A Second World War veteran who appealed to be reunited with his fellow prisoners of war has met the son of one of his former comrades.
Jimmy Johnstone, 98, launched the appeal in August and was “overwhelmed” by the worldwide response.
He was seeking survivors of his wartime ordeal, in which he was captured in France at the battle for Saint-Valery-en-Caux and then witnessed men die as the POWs were transported to camps in Nazi-occupied Poland in cattle trucks after marching hundreds of miles.
He endured five years in the camps, ending with an escape bid on a death march in temperatures of -28C, where prisoners who collapsed were shot, as camp commanders retreated into Germany.
The son of one of the four men with whom he tried to escape got in contact after hearing his appeal, and the two men had an emotional meeting in Aberdeen, where they both live, organised by Scottish War Blinded.
Sandy Petrie, 73, spoke of his father Bert Petrie, who died ten years ago aged 86.
Mr Johnstone said: “Meeting Sandy was very emotional as I didn’t think I would get any response to my appeal. I just couldn’t believe it was happening.
“We talked about Bert and life in the POW camps. I spoke about when we met. This was while we were waiting to go into the cooler [solitary] after one of my escapes.
“I told Sandy what a brave man his dad was. He stood up to the German guards and refused to work until they got more food.
“The German guard held him at gunpoint but he didn’t give in and they got more food. I admired Bert for that.”
Bert Petrie served with the Gordon Highlanders in the 51st Highland Division at St Valery, alongside Mr Johnstone who served with the Royal Engineers.
Sandy Petrie said: “When I heard about the appeal on the radio, I quickly recognised it was my father being referred to and I was very, very interested to hear the story.
“They were some of the same stories my father had told me. I felt I would like to meet this chap, and to meet him for my father’s sake too as I know he would have wanted to meet Jimmy.
“My father Bert was captured at St Valery and was at the same camps as Jimmy. St Valery is seldom mentioned and often gets lost when people talk about Dunkirk, so it’s important that these soldiers’ stories are shared.
“He had told me about the march. He had also mentioned a friend who had been with him in the camps for five years and had collapsed next to him on the march.
“My father would have been delighted that I had met Jimmy. The years in the prison of war camp made a lasting impression on my father and the stories he told over the years bear a striking similarity to Jimmy’s.
“Meeting him, it was very touching to hear him refer to my father. He mentioned him quite emotionally.
“I found it moving to hear Jimmy say several times during our conversation, ‘If Bert were here, he would tell you…’
“I never thought I would sing a verse of Lili Marlene with a man who heard the song when it was new.
“I have the greatest respect for Jimmy and the men and women of his generation, sadly a dwindling group.
“They saved our civilisation and way of life. It was a privilege to have met him.”

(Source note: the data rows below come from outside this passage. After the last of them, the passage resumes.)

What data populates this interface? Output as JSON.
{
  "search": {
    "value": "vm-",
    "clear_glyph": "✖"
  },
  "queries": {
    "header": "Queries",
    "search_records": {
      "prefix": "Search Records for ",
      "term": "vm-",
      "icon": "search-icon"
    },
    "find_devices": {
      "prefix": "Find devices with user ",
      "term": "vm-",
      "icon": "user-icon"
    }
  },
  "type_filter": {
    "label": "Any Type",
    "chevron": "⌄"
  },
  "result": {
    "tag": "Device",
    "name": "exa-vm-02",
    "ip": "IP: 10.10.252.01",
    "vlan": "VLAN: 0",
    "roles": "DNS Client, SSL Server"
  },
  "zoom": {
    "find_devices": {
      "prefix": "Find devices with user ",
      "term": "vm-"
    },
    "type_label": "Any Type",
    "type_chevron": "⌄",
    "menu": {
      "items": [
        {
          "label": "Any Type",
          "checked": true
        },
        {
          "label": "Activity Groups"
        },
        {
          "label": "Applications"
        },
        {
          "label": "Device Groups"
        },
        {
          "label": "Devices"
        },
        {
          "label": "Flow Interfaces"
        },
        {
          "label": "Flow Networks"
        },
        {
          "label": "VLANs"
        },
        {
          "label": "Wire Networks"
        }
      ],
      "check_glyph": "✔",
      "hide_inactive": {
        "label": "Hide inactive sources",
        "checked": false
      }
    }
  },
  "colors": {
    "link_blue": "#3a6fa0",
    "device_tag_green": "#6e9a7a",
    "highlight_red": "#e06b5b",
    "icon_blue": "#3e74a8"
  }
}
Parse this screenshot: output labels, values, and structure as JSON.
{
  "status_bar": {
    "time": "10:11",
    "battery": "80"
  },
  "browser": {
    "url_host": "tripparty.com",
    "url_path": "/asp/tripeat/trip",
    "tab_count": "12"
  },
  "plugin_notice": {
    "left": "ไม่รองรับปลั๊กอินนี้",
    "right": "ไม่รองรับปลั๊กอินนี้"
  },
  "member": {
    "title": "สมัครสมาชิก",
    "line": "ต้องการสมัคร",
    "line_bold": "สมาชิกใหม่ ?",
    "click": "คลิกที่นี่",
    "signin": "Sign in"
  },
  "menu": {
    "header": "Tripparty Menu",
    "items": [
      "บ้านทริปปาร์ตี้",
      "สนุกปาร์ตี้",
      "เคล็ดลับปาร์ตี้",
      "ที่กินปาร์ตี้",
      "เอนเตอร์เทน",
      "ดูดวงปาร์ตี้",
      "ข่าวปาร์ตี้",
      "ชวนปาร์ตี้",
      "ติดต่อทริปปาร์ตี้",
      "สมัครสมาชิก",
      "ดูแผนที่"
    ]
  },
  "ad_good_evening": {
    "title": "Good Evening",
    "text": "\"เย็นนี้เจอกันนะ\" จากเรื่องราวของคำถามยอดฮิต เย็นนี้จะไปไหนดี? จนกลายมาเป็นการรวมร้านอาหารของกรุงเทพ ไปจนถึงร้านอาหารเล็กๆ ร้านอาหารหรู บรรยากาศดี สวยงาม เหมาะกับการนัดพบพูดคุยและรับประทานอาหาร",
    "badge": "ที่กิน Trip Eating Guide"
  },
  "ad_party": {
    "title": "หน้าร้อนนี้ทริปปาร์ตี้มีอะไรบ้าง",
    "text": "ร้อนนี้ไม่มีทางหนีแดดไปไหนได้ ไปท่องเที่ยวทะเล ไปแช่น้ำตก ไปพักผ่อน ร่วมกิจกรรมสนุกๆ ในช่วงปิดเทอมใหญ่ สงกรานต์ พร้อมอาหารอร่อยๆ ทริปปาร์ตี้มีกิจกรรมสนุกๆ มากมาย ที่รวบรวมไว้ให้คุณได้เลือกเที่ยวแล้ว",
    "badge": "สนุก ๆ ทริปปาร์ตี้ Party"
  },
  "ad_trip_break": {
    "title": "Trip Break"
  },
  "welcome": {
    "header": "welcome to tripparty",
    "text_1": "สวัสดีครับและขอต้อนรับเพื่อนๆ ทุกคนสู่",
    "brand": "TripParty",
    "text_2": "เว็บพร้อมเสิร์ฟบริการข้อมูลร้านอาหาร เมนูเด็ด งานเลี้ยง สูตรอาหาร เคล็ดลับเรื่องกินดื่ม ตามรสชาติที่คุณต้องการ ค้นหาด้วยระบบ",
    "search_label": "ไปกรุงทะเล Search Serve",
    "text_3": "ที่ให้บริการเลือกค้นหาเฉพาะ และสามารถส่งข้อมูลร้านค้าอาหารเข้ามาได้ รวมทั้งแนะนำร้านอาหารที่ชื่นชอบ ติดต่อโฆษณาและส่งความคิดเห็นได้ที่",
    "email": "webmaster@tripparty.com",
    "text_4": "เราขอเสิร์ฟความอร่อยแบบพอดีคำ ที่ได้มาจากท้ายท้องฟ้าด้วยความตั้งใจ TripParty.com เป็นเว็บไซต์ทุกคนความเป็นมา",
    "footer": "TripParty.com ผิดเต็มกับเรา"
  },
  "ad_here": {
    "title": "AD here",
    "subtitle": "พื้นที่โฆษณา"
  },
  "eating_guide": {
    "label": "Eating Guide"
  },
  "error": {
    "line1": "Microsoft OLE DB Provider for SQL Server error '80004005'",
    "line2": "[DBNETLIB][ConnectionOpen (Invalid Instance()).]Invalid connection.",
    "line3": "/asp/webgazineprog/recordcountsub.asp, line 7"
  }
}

Mr Johnstone thanked those who responded to the appeal and plans to write to as many as he can with the help of his Scottish War Blinded outreach worker, who assists him due to his macular degeneration.
He said: “It is really important that as we approach Remembrance Day we remember all men who fought in all battles, those that survived and those who died.”
Soldiers Jimmy Johnstone and Bert Petrie joined two other prisoners of war in an attempt to escape from their Nazi captors.
Their bid for freedom came as they were marched back into Germany in 1945 after five years in POW camps in occupied Poland, as the Nazis felt the pressure of the advancing Allied troops.
Temperatures fell to -28C during the months-long death march and the malnourished POWs risked being shot if they fell behind.
Mr Johnstone said: “I had attempted to escape with Bert and two other men, Gerald Fury and Jim Watt, on the death march.
“It must have been early April 1945, and one of the German guards, who said he had been a prisoner of war in Scotland during World War One, spoke to me.
“The guards with us were all older guards and no longer able to fight. This older guard couldn’t speak a word of English, so we spoke in German.
“He said to me, ‘you give me a note saying I have been a good guard, and I will take you and your friends to this farm house I know’.
“I wrote a note that actually said he ought to get a boot up the behind, but he thought I’d written a nice note. He was so happy and put it in his pocket.
“He took us away to this farm. It was dark and wet. Three days we were there. Then we heard the Russian advance of shells and the bombs firing around us, so the guard told us we’d have to go. So many bullets.
“When the Americans freed the troops, I remember this American sergeant took the old guard and gave him a right doing over.
“But now I feel so sorry for that old guard. I regret writing that note now. I believe in the Bible and forgiveness. But at that time after being a prisoner of war for all that time that’s how I’d felt.”